WORK TO BE COMPLETED: For every entry below, retype it exactly as it reads.

+++

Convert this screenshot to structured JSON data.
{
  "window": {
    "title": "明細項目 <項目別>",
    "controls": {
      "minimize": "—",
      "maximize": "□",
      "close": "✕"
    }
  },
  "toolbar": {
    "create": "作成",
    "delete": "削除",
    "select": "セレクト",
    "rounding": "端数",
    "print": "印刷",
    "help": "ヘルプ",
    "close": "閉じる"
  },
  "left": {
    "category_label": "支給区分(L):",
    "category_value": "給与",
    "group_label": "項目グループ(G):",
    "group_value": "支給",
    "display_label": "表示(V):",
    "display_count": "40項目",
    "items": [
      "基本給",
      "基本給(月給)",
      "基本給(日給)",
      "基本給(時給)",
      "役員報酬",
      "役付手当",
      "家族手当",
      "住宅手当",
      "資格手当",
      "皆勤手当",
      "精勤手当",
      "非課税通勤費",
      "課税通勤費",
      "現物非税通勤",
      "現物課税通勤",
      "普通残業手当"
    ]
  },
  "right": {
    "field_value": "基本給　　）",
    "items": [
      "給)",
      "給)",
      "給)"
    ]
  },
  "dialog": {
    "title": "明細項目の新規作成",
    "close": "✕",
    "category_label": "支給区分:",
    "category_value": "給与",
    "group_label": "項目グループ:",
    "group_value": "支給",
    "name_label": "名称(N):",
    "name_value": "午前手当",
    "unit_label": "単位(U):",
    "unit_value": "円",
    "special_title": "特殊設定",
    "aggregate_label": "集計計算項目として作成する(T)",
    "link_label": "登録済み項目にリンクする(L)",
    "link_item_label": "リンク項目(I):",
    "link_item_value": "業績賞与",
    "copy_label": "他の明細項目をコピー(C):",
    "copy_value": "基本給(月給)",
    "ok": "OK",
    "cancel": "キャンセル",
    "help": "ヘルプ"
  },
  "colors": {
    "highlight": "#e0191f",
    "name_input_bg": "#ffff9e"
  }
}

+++

SOLUTION TO THE EXERCISE:
Convert this screenshot to structured JSON data.
{
  "window": {
    "title": "明細項目 <項目別>",
    "controls": {
      "minimize": "—",
      "maximize": "□",
      "close": "✕"
    }
  },
  "toolbar": {
    "create": "作成",
    "delete": "削除",
    "select": "セレクト",
    "rounding": "端数",
    "print": "印刷",
    "help": "ヘルプ",
    "close": "閉じる"
  },
  "left": {
    "category_label": "支給区分(L):",
    "category_value": "給与",
    "group_label": "項目グループ(G):",
    "group_value": "支給",
    "display_label": "表示(V):",
    "display_count": "40項目",
    "items": [
      "基本給",
      "基本給(月給)",
      "基本給(日給)",
      "基本給(時給)",
      "役員報酬",
      "役付手当",
      "家族手当",
      "住宅手当",
      "資格手当",
      "皆勤手当",
      "精勤手当",
      "非課税通勤費",
      "課税通勤費",
      "現物非税通勤",
      "現物課税通勤",
      "普通残業手当"
    ]
  },
  "right": {
    "field_value": "基本給　　）",
    "items": [
      "給)",
      "給)",
      "給)"
    ]
  },
  "dialog": {
    "title": "明細項目の新規作成",
    "close": "✕",
    "category_label": "支給区分:",
    "category_value": "給与",
    "group_label": "項目グループ:",
    "group_value": "支給",
    "name_label": "名称(N):",
    "name_value": "午前手当",
    "unit_label": "単位(U):",
    "unit_value": "円",
    "special_title": "特殊設定",
    "aggregate_label": "集計計算項目として作成する(T)",
    "link_label": "登録済み項目にリンクする(L)",
    "link_item_label": "リンク項目(I):",
    "link_item_value": "業績賞与",
    "copy_label": "他の明細項目をコピー(C):",
    "copy_value": "基本給(月給)",
    "ok": "OK",
    "cancel": "キャンセル",
    "help": "ヘルプ"
  },
  "colors": {
    "highlight": "#e0191f",
    "name_input_bg": "#ffff9e"
  }
}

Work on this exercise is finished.